The jacket, a big suede coat with a fur lined hood, is the oldest thing, and was given to me by the Rotary Club of Malung, Sweden at about this time of year in 1991. (The weather there is remarkably similar to the weather here.) I think the owner of the factory must have been giving it to me, really, because Jan-Eric took me to the factory to pick one out. I wanted a green suede one, but Jan-Eric talked me out of it. "Green coats are a passing fad," he said. "A good, brown coat will last you forever."

I guess he was right that it would last me- I'm still wearing it- but I have to say, I still like green coats. I think I would still be wearing a green coat, too.


The gloves were acquired slightly illicitly. They're ultra soft lambs wool gloves that are wearing out fairly quickly. I stole them "accidentally" a year and a half ago. It was a very cold winter night, and I went to a play downtown, which requires some walking through the cold, as they don't have parking just anywhere downtown.
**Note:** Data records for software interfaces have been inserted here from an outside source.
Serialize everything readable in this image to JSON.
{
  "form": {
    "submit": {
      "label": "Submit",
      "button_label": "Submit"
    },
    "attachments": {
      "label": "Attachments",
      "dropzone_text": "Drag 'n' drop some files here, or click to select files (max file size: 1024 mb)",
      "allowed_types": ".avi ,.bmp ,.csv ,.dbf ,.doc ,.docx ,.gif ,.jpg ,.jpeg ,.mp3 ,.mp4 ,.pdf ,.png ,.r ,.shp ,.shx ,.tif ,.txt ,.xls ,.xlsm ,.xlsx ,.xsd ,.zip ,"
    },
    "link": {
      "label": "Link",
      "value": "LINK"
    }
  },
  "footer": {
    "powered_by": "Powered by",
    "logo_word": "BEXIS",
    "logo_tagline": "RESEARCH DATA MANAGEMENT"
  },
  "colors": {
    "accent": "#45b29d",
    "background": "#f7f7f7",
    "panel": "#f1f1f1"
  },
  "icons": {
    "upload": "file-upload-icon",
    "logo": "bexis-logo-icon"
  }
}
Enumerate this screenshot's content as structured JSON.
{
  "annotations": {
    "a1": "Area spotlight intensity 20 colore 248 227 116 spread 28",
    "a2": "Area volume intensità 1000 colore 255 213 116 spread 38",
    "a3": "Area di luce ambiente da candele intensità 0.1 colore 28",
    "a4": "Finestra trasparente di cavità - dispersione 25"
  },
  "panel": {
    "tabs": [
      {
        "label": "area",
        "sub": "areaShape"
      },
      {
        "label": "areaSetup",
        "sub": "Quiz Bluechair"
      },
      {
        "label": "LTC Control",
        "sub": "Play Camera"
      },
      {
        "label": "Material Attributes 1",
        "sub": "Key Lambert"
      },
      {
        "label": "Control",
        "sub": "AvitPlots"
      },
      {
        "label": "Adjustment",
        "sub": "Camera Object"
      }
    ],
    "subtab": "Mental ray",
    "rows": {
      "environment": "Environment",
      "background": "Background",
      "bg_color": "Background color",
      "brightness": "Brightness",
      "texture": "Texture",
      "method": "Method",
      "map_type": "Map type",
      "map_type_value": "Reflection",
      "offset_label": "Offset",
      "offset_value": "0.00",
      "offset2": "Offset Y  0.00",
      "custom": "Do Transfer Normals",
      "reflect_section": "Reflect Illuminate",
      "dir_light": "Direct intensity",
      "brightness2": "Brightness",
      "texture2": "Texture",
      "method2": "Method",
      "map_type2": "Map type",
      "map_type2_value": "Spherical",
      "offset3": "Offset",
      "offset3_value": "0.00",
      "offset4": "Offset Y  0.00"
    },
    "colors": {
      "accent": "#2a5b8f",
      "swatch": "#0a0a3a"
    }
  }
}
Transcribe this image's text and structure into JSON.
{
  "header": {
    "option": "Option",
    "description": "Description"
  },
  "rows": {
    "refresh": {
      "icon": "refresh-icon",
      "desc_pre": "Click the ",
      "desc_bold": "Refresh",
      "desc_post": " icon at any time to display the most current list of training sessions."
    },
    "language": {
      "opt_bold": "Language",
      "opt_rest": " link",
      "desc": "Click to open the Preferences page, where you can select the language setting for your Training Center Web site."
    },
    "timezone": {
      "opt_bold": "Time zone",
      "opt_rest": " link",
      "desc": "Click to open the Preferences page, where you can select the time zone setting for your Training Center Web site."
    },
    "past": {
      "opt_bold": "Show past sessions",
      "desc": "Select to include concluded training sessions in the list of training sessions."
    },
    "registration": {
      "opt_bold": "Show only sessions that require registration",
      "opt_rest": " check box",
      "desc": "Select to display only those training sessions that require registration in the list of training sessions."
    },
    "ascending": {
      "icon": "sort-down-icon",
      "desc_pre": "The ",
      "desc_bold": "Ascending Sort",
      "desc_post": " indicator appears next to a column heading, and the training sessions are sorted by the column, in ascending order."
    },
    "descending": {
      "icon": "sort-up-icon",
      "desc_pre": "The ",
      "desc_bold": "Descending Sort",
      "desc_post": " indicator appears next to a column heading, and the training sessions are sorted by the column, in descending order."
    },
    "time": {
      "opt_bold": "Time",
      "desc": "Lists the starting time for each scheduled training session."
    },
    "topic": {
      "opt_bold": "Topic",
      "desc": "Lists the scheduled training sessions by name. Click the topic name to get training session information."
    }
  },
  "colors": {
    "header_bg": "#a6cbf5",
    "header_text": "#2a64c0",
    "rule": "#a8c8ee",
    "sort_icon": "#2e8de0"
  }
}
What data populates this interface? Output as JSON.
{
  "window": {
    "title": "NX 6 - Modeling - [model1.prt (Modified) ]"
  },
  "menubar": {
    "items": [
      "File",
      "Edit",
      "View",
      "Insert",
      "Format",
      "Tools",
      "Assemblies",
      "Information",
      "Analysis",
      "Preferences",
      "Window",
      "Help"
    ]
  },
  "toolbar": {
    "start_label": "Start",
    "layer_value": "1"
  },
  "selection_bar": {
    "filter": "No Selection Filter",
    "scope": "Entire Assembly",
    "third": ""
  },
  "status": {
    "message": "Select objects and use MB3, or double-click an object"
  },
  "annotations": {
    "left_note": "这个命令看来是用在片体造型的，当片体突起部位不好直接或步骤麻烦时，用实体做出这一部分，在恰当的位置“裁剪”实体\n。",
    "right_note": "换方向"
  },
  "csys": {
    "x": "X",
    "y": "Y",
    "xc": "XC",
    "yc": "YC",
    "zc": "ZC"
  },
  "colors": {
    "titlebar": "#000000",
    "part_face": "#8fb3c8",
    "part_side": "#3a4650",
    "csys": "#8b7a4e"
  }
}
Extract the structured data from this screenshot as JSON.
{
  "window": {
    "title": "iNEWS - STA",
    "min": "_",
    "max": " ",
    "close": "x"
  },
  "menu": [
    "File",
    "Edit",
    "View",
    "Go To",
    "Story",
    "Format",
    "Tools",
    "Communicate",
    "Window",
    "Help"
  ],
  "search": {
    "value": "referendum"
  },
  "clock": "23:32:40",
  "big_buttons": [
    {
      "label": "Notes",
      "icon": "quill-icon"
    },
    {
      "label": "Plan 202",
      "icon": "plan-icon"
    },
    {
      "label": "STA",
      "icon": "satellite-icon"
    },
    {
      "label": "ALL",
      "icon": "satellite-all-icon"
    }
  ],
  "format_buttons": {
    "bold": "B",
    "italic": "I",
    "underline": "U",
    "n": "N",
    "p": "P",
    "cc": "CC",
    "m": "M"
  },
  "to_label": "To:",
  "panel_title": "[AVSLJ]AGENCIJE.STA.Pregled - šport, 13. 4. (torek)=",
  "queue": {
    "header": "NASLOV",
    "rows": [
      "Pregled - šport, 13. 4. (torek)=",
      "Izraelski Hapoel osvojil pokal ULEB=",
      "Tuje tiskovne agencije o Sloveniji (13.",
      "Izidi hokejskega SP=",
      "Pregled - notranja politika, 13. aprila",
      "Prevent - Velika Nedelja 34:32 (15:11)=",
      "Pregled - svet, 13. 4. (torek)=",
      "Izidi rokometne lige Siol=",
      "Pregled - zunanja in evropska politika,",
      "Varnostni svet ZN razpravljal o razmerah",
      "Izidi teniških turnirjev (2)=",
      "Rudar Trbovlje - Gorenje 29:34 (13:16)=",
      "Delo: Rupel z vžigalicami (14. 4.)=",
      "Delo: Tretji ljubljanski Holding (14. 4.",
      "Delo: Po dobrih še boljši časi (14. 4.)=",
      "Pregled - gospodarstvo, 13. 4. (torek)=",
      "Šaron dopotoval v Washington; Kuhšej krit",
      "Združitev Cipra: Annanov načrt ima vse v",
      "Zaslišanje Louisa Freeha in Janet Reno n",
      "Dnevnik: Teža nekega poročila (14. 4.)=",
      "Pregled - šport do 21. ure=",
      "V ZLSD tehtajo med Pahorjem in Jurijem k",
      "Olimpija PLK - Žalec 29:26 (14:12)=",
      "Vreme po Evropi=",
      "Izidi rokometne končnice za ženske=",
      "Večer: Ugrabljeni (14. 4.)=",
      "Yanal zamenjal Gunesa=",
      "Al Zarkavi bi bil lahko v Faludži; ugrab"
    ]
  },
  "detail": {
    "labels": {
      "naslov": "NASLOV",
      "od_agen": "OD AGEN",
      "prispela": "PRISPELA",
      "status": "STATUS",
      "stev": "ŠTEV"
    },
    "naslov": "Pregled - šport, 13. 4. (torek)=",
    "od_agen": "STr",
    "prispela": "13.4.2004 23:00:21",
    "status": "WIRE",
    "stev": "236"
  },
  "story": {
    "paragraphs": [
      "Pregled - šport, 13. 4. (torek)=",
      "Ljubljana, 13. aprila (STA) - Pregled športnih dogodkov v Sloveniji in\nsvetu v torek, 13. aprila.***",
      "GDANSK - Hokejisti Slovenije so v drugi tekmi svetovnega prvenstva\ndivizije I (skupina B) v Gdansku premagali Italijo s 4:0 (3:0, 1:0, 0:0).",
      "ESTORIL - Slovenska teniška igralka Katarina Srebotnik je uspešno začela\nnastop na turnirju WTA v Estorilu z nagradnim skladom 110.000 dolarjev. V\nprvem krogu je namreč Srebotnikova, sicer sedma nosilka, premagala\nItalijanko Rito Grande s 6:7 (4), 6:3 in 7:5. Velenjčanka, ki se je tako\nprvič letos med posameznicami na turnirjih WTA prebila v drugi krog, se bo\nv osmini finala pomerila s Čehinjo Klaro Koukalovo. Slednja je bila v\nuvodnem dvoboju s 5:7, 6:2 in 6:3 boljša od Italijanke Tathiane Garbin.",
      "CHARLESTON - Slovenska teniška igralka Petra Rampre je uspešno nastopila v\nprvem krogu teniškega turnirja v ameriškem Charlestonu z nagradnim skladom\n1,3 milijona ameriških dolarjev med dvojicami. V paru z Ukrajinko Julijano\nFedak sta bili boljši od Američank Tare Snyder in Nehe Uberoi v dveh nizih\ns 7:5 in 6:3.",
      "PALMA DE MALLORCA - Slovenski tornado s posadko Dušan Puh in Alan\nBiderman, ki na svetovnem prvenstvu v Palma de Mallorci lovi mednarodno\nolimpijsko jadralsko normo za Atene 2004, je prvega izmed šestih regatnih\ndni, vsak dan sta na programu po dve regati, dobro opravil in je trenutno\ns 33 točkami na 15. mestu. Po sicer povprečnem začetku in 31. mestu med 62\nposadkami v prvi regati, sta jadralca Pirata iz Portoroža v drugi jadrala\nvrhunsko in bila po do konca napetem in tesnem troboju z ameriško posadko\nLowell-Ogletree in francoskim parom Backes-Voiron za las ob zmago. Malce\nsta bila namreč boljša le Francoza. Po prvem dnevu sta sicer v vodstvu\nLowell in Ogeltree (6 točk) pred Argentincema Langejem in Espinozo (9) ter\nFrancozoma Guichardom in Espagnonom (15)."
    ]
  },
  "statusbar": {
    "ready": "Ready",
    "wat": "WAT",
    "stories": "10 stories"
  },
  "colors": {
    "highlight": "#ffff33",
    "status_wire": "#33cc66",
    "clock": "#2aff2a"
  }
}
The gloves I was wearing were those cheap shrink gloves that you get at Walgreens for a buck or two. I think the play was, "Walmartopia". It was packed. When I got up to leave the theater, I dropped my gloves on the ground. Everyone was leaving, and I was almost being pushed along by the crowd, and when I bent over and picked up the gloves, it wasn't my cheap gloves at all that I picked up, but this beautiful pair of lambs wool gloves. Yet it seemed to be the spot where I had dropped my cheap gloves. It was as thought they were transformed. "Hey! These aren't my gloves!" I said, but the crowd was shuffling me along, and I had a choice to make: I could put these beautiful gloves back down (do the right thing) and go without gloves in the subfreezing walk back to the car, or I could keep them. In any case, I could no longer go back and retrieve my own gloves- it was dark and people were pushing me on. For one desperate moment, I hesitated- and then- I kept them, and they were Lovely. And so warm! At least I left my gloves, so that if the owner came back to retrieve her lambs wool, she wouldn't completely freeze on the way home.

I did not regret my decision to keep the gloves at all.


The hat is a black knitted hat with flowers. When I rode the bus everywhere, I had a habit of taking my hat off on the warm bus and putting it on the seat next to me. A few times, I left it behind when I got off the bus, but always another bus rider came running after me, once as the door was closing and the bus was pulling off. I remember the urgency in the woman's voice and her hand stuck through the closing doors, "Your hat!!!" She was a black woman (black women often help me in public before all others), and I remember gratefully pulling the hat from between her brown, manicured fingers, uttering my thanks, and she looking at me, scoldingly, with the urgency of someone who perhaps has been without a hat in the cold. And thus she restored my faith in humanity, if for just a little while.

What To Be When I Grow Up

When I was a little girl, I wanted to be an old lady with bright red hair (dyed, of course) and live in a giant old house in San Francisco, with a swimming pool in the basement and a garden on the roof. I would be a wise person. Everyone would come to me for advice. I would have lots of bookshelves everywhere full of books. Maybe I would be a writer- maybe not. Maybe I would be the kind of person of whom people write about.

Everyone would be fascinated by me, of course. They would come to me for advice, especially the young people. I would have a masseuse and a gardener on staff. I would basically not have to lift a finger. Sometimes I might take lavish vacations to Europe, and my entourage of artists and musicians and gardeners would follow me, unable to cope without my presence for more than a week.

I would get really, really, old, until legends would abound about me. "What was she like when she was young?" people would ask each other, "Can you imagine?"

And it would be my secret that when I was young I was really, really boring.